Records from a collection
####################

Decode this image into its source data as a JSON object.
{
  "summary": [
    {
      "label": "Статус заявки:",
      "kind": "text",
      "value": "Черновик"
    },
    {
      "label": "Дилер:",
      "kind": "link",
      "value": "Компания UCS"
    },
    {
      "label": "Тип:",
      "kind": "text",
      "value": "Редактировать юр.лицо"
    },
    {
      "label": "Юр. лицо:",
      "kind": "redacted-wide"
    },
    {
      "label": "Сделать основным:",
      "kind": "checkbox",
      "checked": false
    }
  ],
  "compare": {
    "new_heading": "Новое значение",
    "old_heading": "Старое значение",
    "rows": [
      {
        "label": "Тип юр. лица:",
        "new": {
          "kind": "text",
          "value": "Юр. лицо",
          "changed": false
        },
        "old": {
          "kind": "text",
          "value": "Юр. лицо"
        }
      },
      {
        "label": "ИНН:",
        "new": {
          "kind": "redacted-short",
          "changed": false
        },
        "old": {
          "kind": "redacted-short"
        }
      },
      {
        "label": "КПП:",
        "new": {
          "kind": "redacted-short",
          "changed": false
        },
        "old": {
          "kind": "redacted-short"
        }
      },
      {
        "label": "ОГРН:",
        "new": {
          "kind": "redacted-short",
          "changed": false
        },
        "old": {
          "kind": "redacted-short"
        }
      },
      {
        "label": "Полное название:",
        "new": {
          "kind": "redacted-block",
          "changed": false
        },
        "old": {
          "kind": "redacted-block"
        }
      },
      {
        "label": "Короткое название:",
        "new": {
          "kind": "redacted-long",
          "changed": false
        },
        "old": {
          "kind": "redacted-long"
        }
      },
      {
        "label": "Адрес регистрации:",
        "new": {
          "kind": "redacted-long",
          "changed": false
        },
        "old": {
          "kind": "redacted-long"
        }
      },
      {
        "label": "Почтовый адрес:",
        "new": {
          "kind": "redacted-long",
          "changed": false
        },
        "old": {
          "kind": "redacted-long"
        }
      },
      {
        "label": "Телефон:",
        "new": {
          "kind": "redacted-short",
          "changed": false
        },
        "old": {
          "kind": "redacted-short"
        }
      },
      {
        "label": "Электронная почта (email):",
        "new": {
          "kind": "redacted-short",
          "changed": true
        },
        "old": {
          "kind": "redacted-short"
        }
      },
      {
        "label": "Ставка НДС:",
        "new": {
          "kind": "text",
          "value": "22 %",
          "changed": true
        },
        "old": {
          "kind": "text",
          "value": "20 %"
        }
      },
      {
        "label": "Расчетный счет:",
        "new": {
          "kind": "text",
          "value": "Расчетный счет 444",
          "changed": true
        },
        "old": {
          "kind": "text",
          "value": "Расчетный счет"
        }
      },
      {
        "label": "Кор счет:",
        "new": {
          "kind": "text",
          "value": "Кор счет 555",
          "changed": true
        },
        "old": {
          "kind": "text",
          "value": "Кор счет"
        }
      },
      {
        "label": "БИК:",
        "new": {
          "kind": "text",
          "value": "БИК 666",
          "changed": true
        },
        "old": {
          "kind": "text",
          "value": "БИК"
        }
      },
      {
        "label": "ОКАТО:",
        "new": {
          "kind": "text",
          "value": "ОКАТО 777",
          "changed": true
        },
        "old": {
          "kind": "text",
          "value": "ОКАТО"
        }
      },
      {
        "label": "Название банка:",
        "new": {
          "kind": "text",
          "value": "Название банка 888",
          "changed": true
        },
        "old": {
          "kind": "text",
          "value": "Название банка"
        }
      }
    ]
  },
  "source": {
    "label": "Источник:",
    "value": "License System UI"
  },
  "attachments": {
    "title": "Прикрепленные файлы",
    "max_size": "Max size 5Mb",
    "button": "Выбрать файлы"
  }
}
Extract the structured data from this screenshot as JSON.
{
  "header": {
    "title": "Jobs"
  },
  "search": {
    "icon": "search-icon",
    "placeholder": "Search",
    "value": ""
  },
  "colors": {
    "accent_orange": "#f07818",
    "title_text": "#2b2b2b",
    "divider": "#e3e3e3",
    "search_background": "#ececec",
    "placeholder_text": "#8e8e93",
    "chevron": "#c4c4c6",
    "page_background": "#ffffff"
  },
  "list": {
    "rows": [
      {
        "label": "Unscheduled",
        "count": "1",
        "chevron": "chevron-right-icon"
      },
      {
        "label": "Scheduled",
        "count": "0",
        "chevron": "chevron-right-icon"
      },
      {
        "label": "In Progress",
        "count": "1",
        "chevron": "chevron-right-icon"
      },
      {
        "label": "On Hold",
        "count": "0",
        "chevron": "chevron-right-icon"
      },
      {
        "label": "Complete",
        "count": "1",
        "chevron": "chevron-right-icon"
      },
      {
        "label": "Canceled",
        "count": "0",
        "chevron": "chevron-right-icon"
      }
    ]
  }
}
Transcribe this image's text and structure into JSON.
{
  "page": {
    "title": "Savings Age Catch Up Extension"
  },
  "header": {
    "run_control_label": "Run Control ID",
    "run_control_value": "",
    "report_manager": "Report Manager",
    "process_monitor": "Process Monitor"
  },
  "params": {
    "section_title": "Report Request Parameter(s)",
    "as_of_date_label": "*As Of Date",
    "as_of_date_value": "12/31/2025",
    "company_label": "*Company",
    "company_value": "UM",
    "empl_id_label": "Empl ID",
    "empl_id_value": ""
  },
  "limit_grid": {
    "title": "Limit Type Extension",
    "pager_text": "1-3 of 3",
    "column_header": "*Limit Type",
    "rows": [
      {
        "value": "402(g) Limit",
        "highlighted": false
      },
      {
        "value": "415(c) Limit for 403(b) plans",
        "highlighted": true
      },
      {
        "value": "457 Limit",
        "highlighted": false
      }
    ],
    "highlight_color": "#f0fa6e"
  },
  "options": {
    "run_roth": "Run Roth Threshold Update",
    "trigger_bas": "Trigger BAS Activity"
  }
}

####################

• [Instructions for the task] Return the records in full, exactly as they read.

• [Your response]
Decode this image into its source data as a JSON object.
{
  "summary": [
    {
      "label": "Статус заявки:",
      "kind": "text",
      "value": "Черновик"
    },
    {
      "label": "Дилер:",
      "kind": "link",
      "value": "Компания UCS"
    },
    {
      "label": "Тип:",
      "kind": "text",
      "value": "Редактировать юр.лицо"
    },
    {
      "label": "Юр. лицо:",
      "kind": "redacted-wide"
    },
    {
      "label": "Сделать основным:",
      "kind": "checkbox",
      "checked": false
    }
  ],
  "compare": {
    "new_heading": "Новое значение",
    "old_heading": "Старое значение",
    "rows": [
      {
        "label": "Тип юр. лица:",
        "new": {
          "kind": "text",
          "value": "Юр. лицо",
          "changed": false
        },
        "old": {
          "kind": "text",
          "value": "Юр. лицо"
        }
      },
      {
        "label": "ИНН:",
        "new": {
          "kind": "redacted-short",
          "changed": false
        },
        "old": {
          "kind": "redacted-short"
        }
      },
      {
        "label": "КПП:",
        "new": {
          "kind": "redacted-short",
          "changed": false
        },
        "old": {
          "kind": "redacted-short"
        }
      },
      {
        "label": "ОГРН:",
        "new": {
          "kind": "redacted-short",
          "changed": false
        },
        "old": {
          "kind": "redacted-short"
        }
      },
      {
        "label": "Полное название:",
        "new": {
          "kind": "redacted-block",
          "changed": false
        },
        "old": {
          "kind": "redacted-block"
        }
      },
      {
        "label": "Короткое название:",
        "new": {
          "kind": "redacted-long",
          "changed": false
        },
        "old": {
          "kind": "redacted-long"
        }
      },
      {
        "label": "Адрес регистрации:",
        "new": {
          "kind": "redacted-long",
          "changed": false
        },
        "old": {
          "kind": "redacted-long"
        }
      },
      {
        "label": "Почтовый адрес:",
        "new": {
          "kind": "redacted-long",
          "changed": false
        },
        "old": {
          "kind": "redacted-long"
        }
      },
      {
        "label": "Телефон:",
        "new": {
          "kind": "redacted-short",
          "changed": false
        },
        "old": {
          "kind": "redacted-short"
        }
      },
      {
        "label": "Электронная почта (email):",
        "new": {
          "kind": "redacted-short",
          "changed": true
        },
        "old": {
          "kind": "redacted-short"
        }
      },
      {
        "label": "Ставка НДС:",
        "new": {
          "kind": "text",
          "value": "22 %",
          "changed": true
        },
        "old": {
          "kind": "text",
          "value": "20 %"
        }
      },
      {
        "label": "Расчетный счет:",
        "new": {
          "kind": "text",
          "value": "Расчетный счет 444",
          "changed": true
        },
        "old": {
          "kind": "text",
          "value": "Расчетный счет"
        }
      },
      {
        "label": "Кор счет:",
        "new": {
          "kind": "text",
          "value": "Кор счет 555",
          "changed": true
        },
        "old": {
          "kind": "text",
          "value": "Кор счет"
        }
      },
      {
        "label": "БИК:",
        "new": {
          "kind": "text",
          "value": "БИК 666",
          "changed": true
        },
        "old": {
          "kind": "text",
          "value": "БИК"
        }
      },
      {
        "label": "ОКАТО:",
        "new": {
          "kind": "text",
          "value": "ОКАТО 777",
          "changed": true
        },
        "old": {
          "kind": "text",
          "value": "ОКАТО"
        }
      },
      {
        "label": "Название банка:",
        "new": {
          "kind": "text",
          "value": "Название банка 888",
          "changed": true
        },
        "old": {
          "kind": "text",
          "value": "Название банка"
        }
      }
    ]
  },
  "source": {
    "label": "Источник:",
    "value": "License System UI"
  },
  "attachments": {
    "title": "Прикрепленные файлы",
    "max_size": "Max size 5Mb",
    "button": "Выбрать файлы"
  }
}
Extract the structured data from this screenshot as JSON.
{
  "header": {
    "title": "Jobs"
  },
  "search": {
    "icon": "search-icon",
    "placeholder": "Search",
    "value": ""
  },
  "colors": {
    "accent_orange": "#f07818",
    "title_text": "#2b2b2b",
    "divider": "#e3e3e3",
    "search_background": "#ececec",
    "placeholder_text": "#8e8e93",
    "chevron": "#c4c4c6",
    "page_background": "#ffffff"
  },
  "list": {
    "rows": [
      {
        "label": "Unscheduled",
        "count": "1",
        "chevron": "chevron-right-icon"
      },
      {
        "label": "Scheduled",
        "count": "0",
        "chevron": "chevron-right-icon"
      },
      {
        "label": "In Progress",
        "count": "1",
        "chevron": "chevron-right-icon"
      },
      {
        "label": "On Hold",
        "count": "0",
        "chevron": "chevron-right-icon"
      },
      {
        "label": "Complete",
        "count": "1",
        "chevron": "chevron-right-icon"
      },
      {
        "label": "Canceled",
        "count": "0",
        "chevron": "chevron-right-icon"
      }
    ]
  }
}
Transcribe this image's text and structure into JSON.
{
  "page": {
    "title": "Savings Age Catch Up Extension"
  },
  "header": {
    "run_control_label": "Run Control ID",
    "run_control_value": "",
    "report_manager": "Report Manager",
    "process_monitor": "Process Monitor"
  },
  "params": {
    "section_title": "Report Request Parameter(s)",
    "as_of_date_label": "*As Of Date",
    "as_of_date_value": "12/31/2025",
    "company_label": "*Company",
    "company_value": "UM",
    "empl_id_label": "Empl ID",
    "empl_id_value": ""
  },
  "limit_grid": {
    "title": "Limit Type Extension",
    "pager_text": "1-3 of 3",
    "column_header": "*Limit Type",
    "rows": [
      {
        "value": "402(g) Limit",
        "highlighted": false
      },
      {
        "value": "415(c) Limit for 403(b) plans",
        "highlighted": true
      },
      {
        "value": "457 Limit",
        "highlighted": false
      }
    ],
    "highlight_color": "#f0fa6e"
  },
  "options": {
    "run_roth": "Run Roth Threshold Update",
    "trigger_bas": "Trigger BAS Activity"
  }
}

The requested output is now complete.